It can thus be seen that the present invention provides improved lubrication and cooling means for a barrel engine whereby said engine can be driven by gases which are at an extremely high temperature. Obviously many modifications and variations of the present invention are possible in the light of the above teachings. It is therefore to be understood, that within the scope of the appended claims, the invention may be practiced otherwise than as specifically described.

What is claimed is:

1. A barrel engine comprising:

a stationary mounted housing,

a hollow shaft rotatably mounted within said housing,

a plurality of cylinder bores in said housing extending in circular array about said hollow shaft with their axes being parallel thereto,

a plurality of pistons slidably disposed one each in each said cylinder bore, each said piston having a hollow hemispherical head thereon,

cam means fixedly attached to said hollow shaft and in engagement with said pistons whereby said hollow shaft is rotated upon slidable motion of said pistons,

a valve rotatably mounted in said housing having an inlet port and an exhaust port, said inlet port selectively providing a passageway between a fluid source and said cylinder bores, and said exhaust port selectively providing a passageway between said cylinder bores and said hollow shaft,

a quantity of lubricating oil in said housing,

an oil distribution annulus within said housing for distributing said quantity of lubricating oil,

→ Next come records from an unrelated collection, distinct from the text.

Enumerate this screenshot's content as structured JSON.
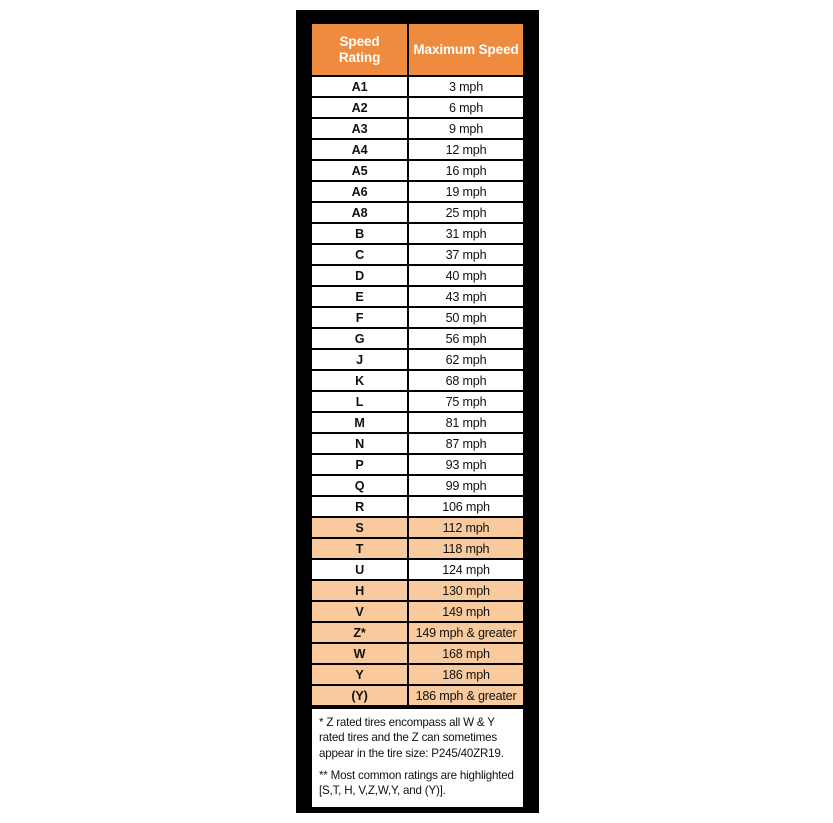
{
  "table": {
    "columns": [
      "Speed Rating",
      "Maximum Speed"
    ],
    "header": {
      "rating_line1": "Speed",
      "rating_line2": "Rating",
      "speed": "Maximum Speed"
    },
    "rows": [
      {
        "rating": "A1",
        "speed": "3 mph",
        "highlighted": false
      },
      {
        "rating": "A2",
        "speed": "6 mph",
        "highlighted": false
      },
      {
        "rating": "A3",
        "speed": "9 mph",
        "highlighted": false
      },
      {
        "rating": "A4",
        "speed": "12 mph",
        "highlighted": false
      },
      {
        "rating": "A5",
        "speed": "16 mph",
        "highlighted": false
      },
      {
        "rating": "A6",
        "speed": "19 mph",
        "highlighted": false
      },
      {
        "rating": "A8",
        "speed": "25 mph",
        "highlighted": false
      },
      {
        "rating": "B",
        "speed": "31 mph",
        "highlighted": false
      },
      {
        "rating": "C",
        "speed": "37 mph",
        "highlighted": false
      },
      {
        "rating": "D",
        "speed": "40 mph",
        "highlighted": false
      },
      {
        "rating": "E",
        "speed": "43 mph",
        "highlighted": false
      },
      {
        "rating": "F",
        "speed": "50 mph",
        "highlighted": false
      },
      {
        "rating": "G",
        "speed": "56 mph",
        "highlighted": false
      },
      {
        "rating": "J",
        "speed": "62 mph",
        "highlighted": false
      },
      {
        "rating": "K",
        "speed": "68 mph",
        "highlighted": false
      },
      {
        "rating": "L",
        "speed": "75 mph",
        "highlighted": false
      },
      {
        "rating": "M",
        "speed": "81 mph",
        "highlighted": false
      },
      {
        "rating": "N",
        "speed": "87 mph",
        "highlighted": false
      },
      {
        "rating": "P",
        "speed": "93 mph",
        "highlighted": false
      },
      {
        "rating": "Q",
        "speed": "99 mph",
        "highlighted": false
      },
      {
        "rating": "R",
        "speed": "106 mph",
        "highlighted": false
      },
      {
        "rating": "S",
        "speed": "112 mph",
        "highlighted": true
      },
      {
        "rating": "T",
        "speed": "118 mph",
        "highlighted": true
      },
      {
        "rating": "U",
        "speed": "124 mph",
        "highlighted": false
      },
      {
        "rating": "H",
        "speed": "130 mph",
        "highlighted": true
      },
      {
        "rating": "V",
        "speed": "149 mph",
        "highlighted": true
      },
      {
        "rating": "Z*",
        "speed": "149 mph & greater",
        "highlighted": true
      },
      {
        "rating": "W",
        "speed": "168 mph",
        "highlighted": true
      },
      {
        "rating": "Y",
        "speed": "186 mph",
        "highlighted": true
      },
      {
        "rating": "(Y)",
        "speed": "186 mph & greater",
        "highlighted": true
      }
    ]
  },
  "notes": {
    "note1": "* Z rated tires encompass all W & Y rated tires and the Z can sometimes appear in the tire size: P245/40ZR19.",
    "note2": "** Most common ratings are highlighted [S,T, H, V,Z,W,Y, and (Y)]."
  },
  "colors": {
    "header_orange": "#ef8b3f",
    "highlight_peach": "#f8ca9d",
    "frame_black": "#000000",
    "cell_white": "#ffffff",
    "text_dark": "#111111"
  }
}
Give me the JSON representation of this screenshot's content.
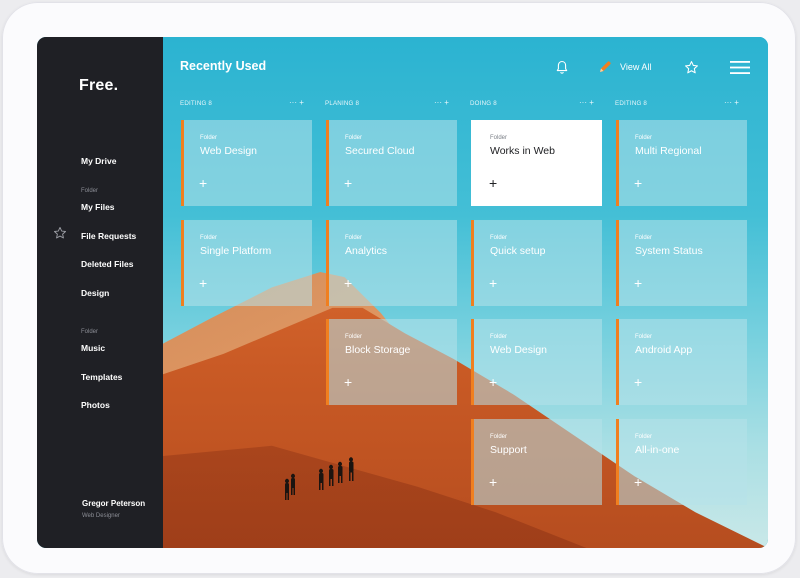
{
  "sidebar": {
    "logo": "Free.",
    "items": [
      {
        "sub": "",
        "label": "My Drive"
      },
      {
        "sub": "Folder",
        "label": "My Files"
      },
      {
        "sub": "",
        "label": "File Requests"
      },
      {
        "sub": "",
        "label": "Deleted Files"
      },
      {
        "sub": "",
        "label": "Design"
      },
      {
        "sub": "Folder",
        "label": "Music"
      },
      {
        "sub": "",
        "label": "Templates"
      },
      {
        "sub": "",
        "label": "Photos"
      }
    ],
    "user": {
      "name": "Gregor Peterson",
      "role": "Web Designer"
    }
  },
  "header": {
    "title": "Recently Used",
    "view_all": "View All",
    "icons": [
      "bell-icon",
      "pencil-icon",
      "star-icon",
      "menu-icon"
    ]
  },
  "columns": [
    {
      "name": "EDITING 8",
      "actions": "··· +"
    },
    {
      "name": "PLANING 8",
      "actions": "··· +"
    },
    {
      "name": "DOING 8",
      "actions": "··· +"
    },
    {
      "name": "EDITING 8",
      "actions": "··· +"
    }
  ],
  "cards": [
    {
      "type": "Folder",
      "title": "Web Design",
      "plus": "+"
    },
    {
      "type": "Folder",
      "title": "Secured Cloud",
      "plus": "+"
    },
    {
      "type": "Folder",
      "title": "Works in Web",
      "plus": "+",
      "active": true
    },
    {
      "type": "Folder",
      "title": "Multi Regional",
      "plus": "+"
    },
    {
      "type": "Folder",
      "title": "Single Platform",
      "plus": "+"
    },
    {
      "type": "Folder",
      "title": "Analytics",
      "plus": "+"
    },
    {
      "type": "Folder",
      "title": "Quick setup",
      "plus": "+"
    },
    {
      "type": "Folder",
      "title": "System Status",
      "plus": "+"
    },
    {
      "type": "Folder",
      "title": "Block Storage",
      "plus": "+"
    },
    {
      "type": "Folder",
      "title": "Web Design",
      "plus": "+"
    },
    {
      "type": "Folder",
      "title": "Android App",
      "plus": "+"
    },
    {
      "type": "Folder",
      "title": "Support",
      "plus": "+"
    },
    {
      "type": "Folder",
      "title": "All-in-one",
      "plus": "+"
    }
  ],
  "colors": {
    "sidebar": "#1f2025",
    "accent": "#f07f1f",
    "sky": "#2bb3d1",
    "dune": "#dd6f33"
  }
}
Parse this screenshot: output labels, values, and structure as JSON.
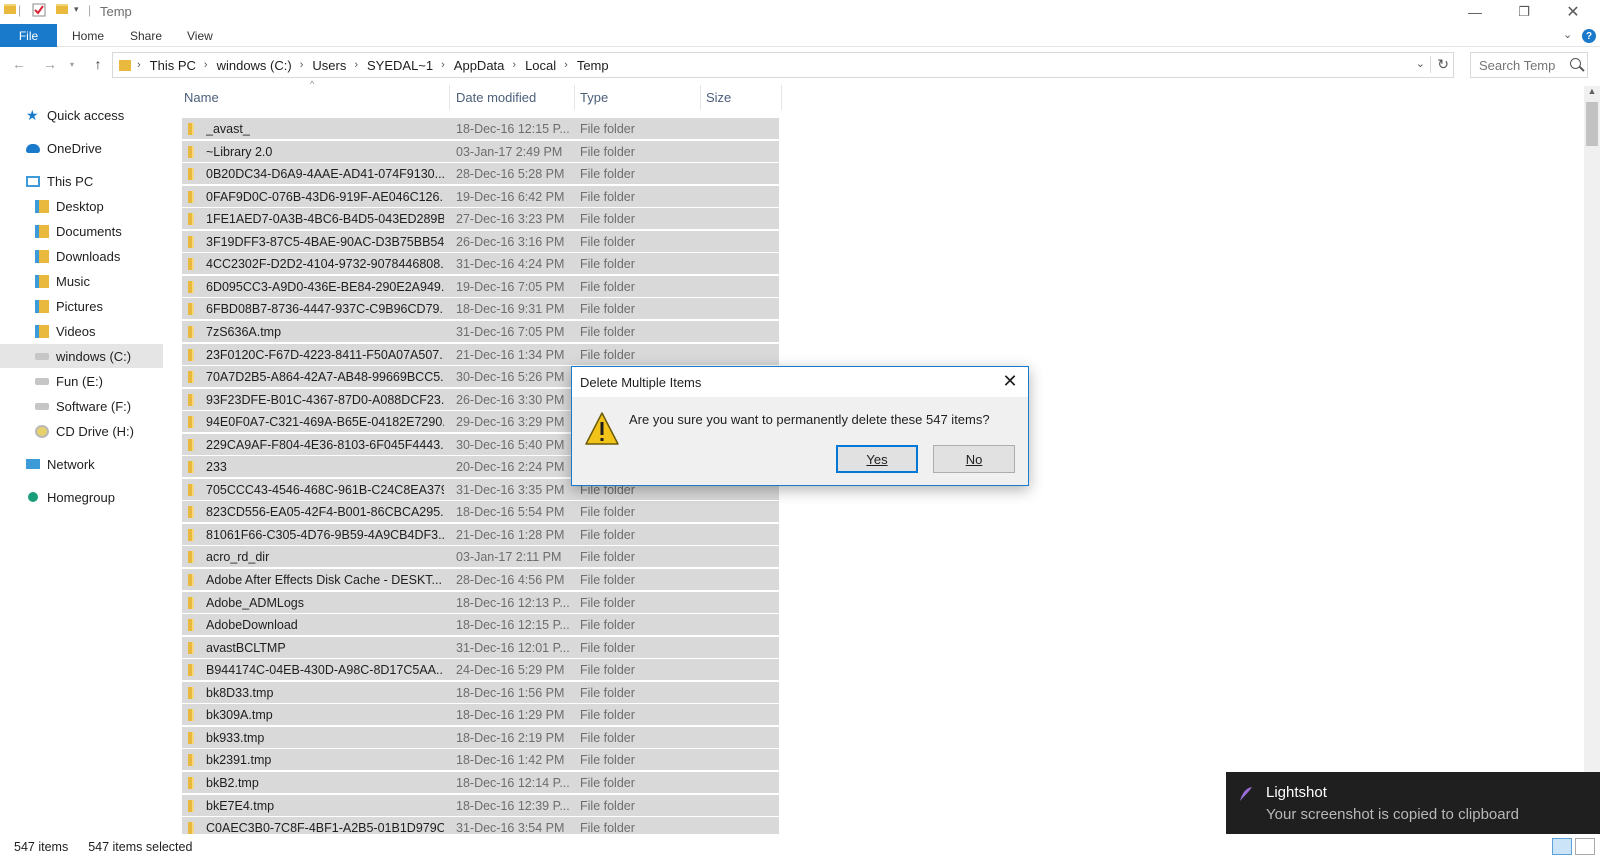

a plurality of oil nozzles communicating with said oil distribution annulus, said nozzles being attached one each to each said piston and adaptable for directing said liubricating oil against the inner surface of said hemispherical heads of said pistons, and

means for pumping said lubricating oil from said housing to said distribution annulus.

2. A barrel engine as set forth in claim 1 having means for cooling said quantity of lubricating oil.

3. A barrel engine as set forth in claim 1 having a second hollow shaft concentrically mounted about said first hollow shaft and having means for rotating said second hollow shaft in a contra-rotation direction relative to the direction of rotation of said first hollow shaft.

4. A barrel engine as set forth in claim 1 wherein first and second rollers are rotatably attached to each said piston, said rollers engaging said cams means.

References Cited UNITED STATES PATENTS 1,714,145 5/1929 Sperry 92l92.9 1,808,380 6/1931 Royal 123-4135 1,882,632 10/1932 Jaworowski.

1,896,449 2/ 1933 Kreidler 12358 2,678,536 5/1954 Morgan 91-175 2,776,649 1/ 1957 Fenske.

3,105,415 10/1963 De Muth.

3,151,527 10/1964 Hamlin.

3,151,528 10/1964 Eastman 91l75 3,194,011 7/1965 Chaney.

EDGAR W. GEOGHEGAN, Primary Examiner, PAU E- MASLOUSKY, Examiner.

Patent Citations
Cited PatentFiling datePublication dateApplicantTitle
US1714145 *Nov 14, 1922May 21, 1929Sperry Dev CoCrankless engine
US1808380 *Feb 6, 1929Jun 2, 1931Royal James MAirplane engine
US1882632 *Sep 3, 1930Oct 11, 1932Jaworowski Joseph FMeter
US1896449 *Mar 12, 1931Feb 7, 1933Anton KreidlerCam gear for internal combustion engines
US2678536 *Dec 30, 1950May 18, 1954Morgan Porter SRotary pump and motor hydraulic transmission
US2776649 *May 13, 1953Jan 8, 1957Fenske Merrell RTwo cycle fuel injection, opposed piston, thrust plate internal combustion engine
US3105415 *Sep 30, 1960Oct 1, 1963Bendix CorpMulti-piston prime mover
US3151527 *Oct 5, 1960Oct 6, 1964Clevite CorpBarrel engine
US3151528 *Dec 2, 1960Oct 6, 1964Clevite CorpSwashplate engine
US3194011 *Apr 23, 1962Jul 13, 1965Chaney Paul WAircraft with non-combustion air reaction engine
Referenced by
Citing PatentFiling datePublication dateApplicantTitle
US5649505 *Jan 18, 1996Jul 22, 1997Cummins Engine Company, Inc.Multiple-hole, piston cooling nozzle and assembly arrangement therefore
Classifications
U.S. Classification91/503, 123/41.35, 91/507, 92/159, 91/180, 123/56.7
International ClassificationF03C1/00, F02B75/00, F02B75/26, F01M1/02, F03C1/06
Cooperative ClassificationF03C1/061, F02B75/26, F01M1/02
European ClassificationF03C1/06D, F01M1/02